5 Ways The Government Is Helping Businesses Through The Pandemic

The coronavirus pandemic is placing pressure on some firms. The government has announced a raft of business support measures to help.

The current situation is challenging for many businesses. As coronavirus has spread, you or your client may have found they’ve been affected by the measures put in place to minimise the spread of the disease.

Whether a business has had to close completely due to the lockdown or operations have been adapted to maintain social distancing, it’s likely the pandemic has had some impact on operations. This may mean short-term upheaval and could affect long-term prospects, but measures have been put in place to provide businesses with some certainty and financial support.

These five measures can help maintain cashflow during the uncertainty as the lockdown continues.

  1. Coronavirus Job Retention Scheme

If the lockdown or short-term financial problems are an issue for a business, meaning they may have to lay off members of staff, the Coronavirus Job Retention Scheme is important.
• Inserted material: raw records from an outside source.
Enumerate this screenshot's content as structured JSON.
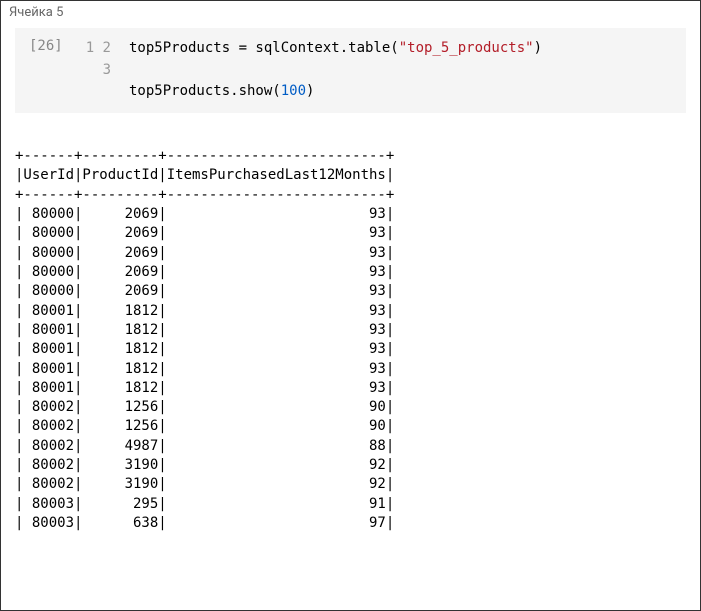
{
  "cell_label": "Ячейка 5",
  "exec_count": "[26]",
  "line_numbers": [
    "1",
    "2",
    "3"
  ],
  "code": {
    "var1": "top5Products",
    "eq": " = ",
    "ctx": "sqlContext.table(",
    "tableName": "\"top_5_products\"",
    "closeParen": ")",
    "var2": "top5Products.show(",
    "showArg": "100",
    "closeParen2": ")"
  },
  "output": {
    "columns": [
      "UserId",
      "ProductId",
      "ItemsPurchasedLast12Months"
    ],
    "widths": [
      6,
      9,
      26
    ],
    "rows": [
      [
        "80000",
        "2069",
        "93"
      ],
      [
        "80000",
        "2069",
        "93"
      ],
      [
        "80000",
        "2069",
        "93"
      ],
      [
        "80000",
        "2069",
        "93"
      ],
      [
        "80000",
        "2069",
        "93"
      ],
      [
        "80001",
        "1812",
        "93"
      ],
      [
        "80001",
        "1812",
        "93"
      ],
      [
        "80001",
        "1812",
        "93"
      ],
      [
        "80001",
        "1812",
        "93"
      ],
      [
        "80001",
        "1812",
        "93"
      ],
      [
        "80002",
        "1256",
        "90"
      ],
      [
        "80002",
        "1256",
        "90"
      ],
      [
        "80002",
        "4987",
        "88"
      ],
      [
        "80002",
        "3190",
        "92"
      ],
      [
        "80002",
        "3190",
        "92"
      ],
      [
        "80003",
        "295",
        "91"
      ],
      [
        "80003",
        "638",
        "97"
      ]
    ]
  }
}
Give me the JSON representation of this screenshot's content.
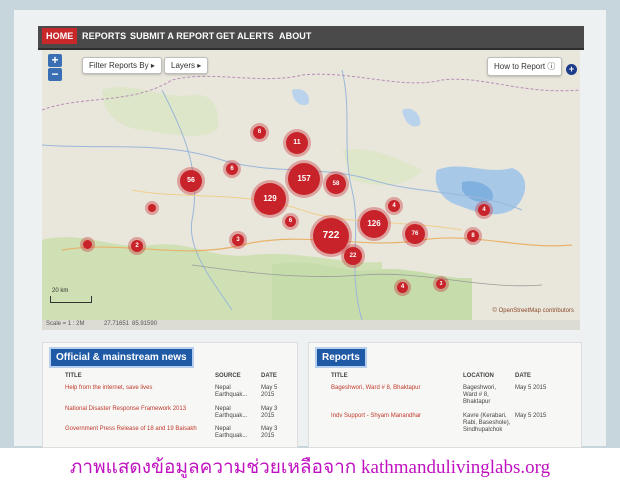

The government has committed to paying 80% of the salary of ‘furloughed’ workers up to a maximum of £2,500 a month for three months. This may be extended depending on how the situation develops over the coming weeks and months. This allows businesses to essentially lay off workers temporarily knowing that employees will be able to return once the lockdown measures have been lifted. Firms will pay their staff, with HMRC then issuing a refund.

Any employer of any size is eligible to use the scheme if they have PAYE employees, this includes businesses, charities and public authorities. For employers to be eligible, they must have been on the PAYE payroll on or before 19 March 2020. This includes employees who are part-time staff, agency employees and those on flexible contracts, assuming they are now working at all.

It’s a measure that can provide some security for the future if operations have been forced to cease due to the pandemic.

  1. Statutory Sick Pay support

Coronavirus has also affected how and why employees may have to take time off as sick. This could increase the cost to businesses due to paying Statutory Sick Pay (SSP). However, small businesses, with fewer than 250 employees, will be able to reclaim the cost of SSP.

SSP paid to an individual for up to 14 days will be refunded by the government in full for eligible businesses. This covers an employee being off work due to having Covid-19, being unable to work because they are self-isolating at home, or are shielding in line with public health guidance.

To be eligible, firms must keep records of the employee’s absence and SSP payments. However, the employee will not have to provide a doctor’s note.

  1. VAT deferral

All businesses are eligible to defer their Value Added Tax (VAT) payments for three months.

This is an automatic offer that businesses don’t need to apply for. The deferral period will apply from 20 March 2020 to 30 June 2020. Liabilities that have accumulated during the deferral period won’t need to be paid until the end of the 2020/21 tax year.

It’s a step that can improve cashflow during these difficult times. However, businesses should keep in mind that the payments will need to be made in the future and take this into account when deciding whether to take advantage of the deferral period.

  1. Business Interruption Loans

The new Coronavirus Business Interruption Loan Scheme can support businesses for up to six years. Businesses based in the UK with an annual turnover of no more than £45 million and that meet British Business Bank eligibility criteria can access these loans if needed.

The business loan scheme can offer loans of up to £5 million through high street banks of one of 40 accredited finance providers. The government will pay to cover the first 12 months of interest payments and any lender-levied fees. As a result, businesses can access these loans with no upfront costs and lower repayments over the first year. However, they will need to make repayments, including interest, over the long term.

This financial support can come in the form of term loans, overdrafts, invoice finance and asset finance. The borrower remains fully liable for the debt, so it’s important that future repayments are weighed against immediate needs.

  1. Business Rates support

Retail, leisure and hospitality businesses have been some of the worst hit by the coronavirus. Many have been forced to close for an uncertain amount of time. The government has announced that businesses within these industries, along with nurseries, will be exempt from business rates for the 2020/21 tax year.

In addition, businesses within the retail, hospitality or leisure sector with a rateable value of less than £15,000 can also access a cash grant of £10,000. For those with rateable values between £15,000 and £51,000, a grant of £25,000 may be available. Businesses that want to learn more about the grants should contact their local authority to check eligibility.

Supporting business owners through the pandemic

At Beaufort Financial, we’re committed to providing support business owners need to get them through the pandemic. Whether in need of personal financial advice or understanding what is on offer for their business. Please share the above information with clients that may find it useful and get in touch with us if you have any questions at all.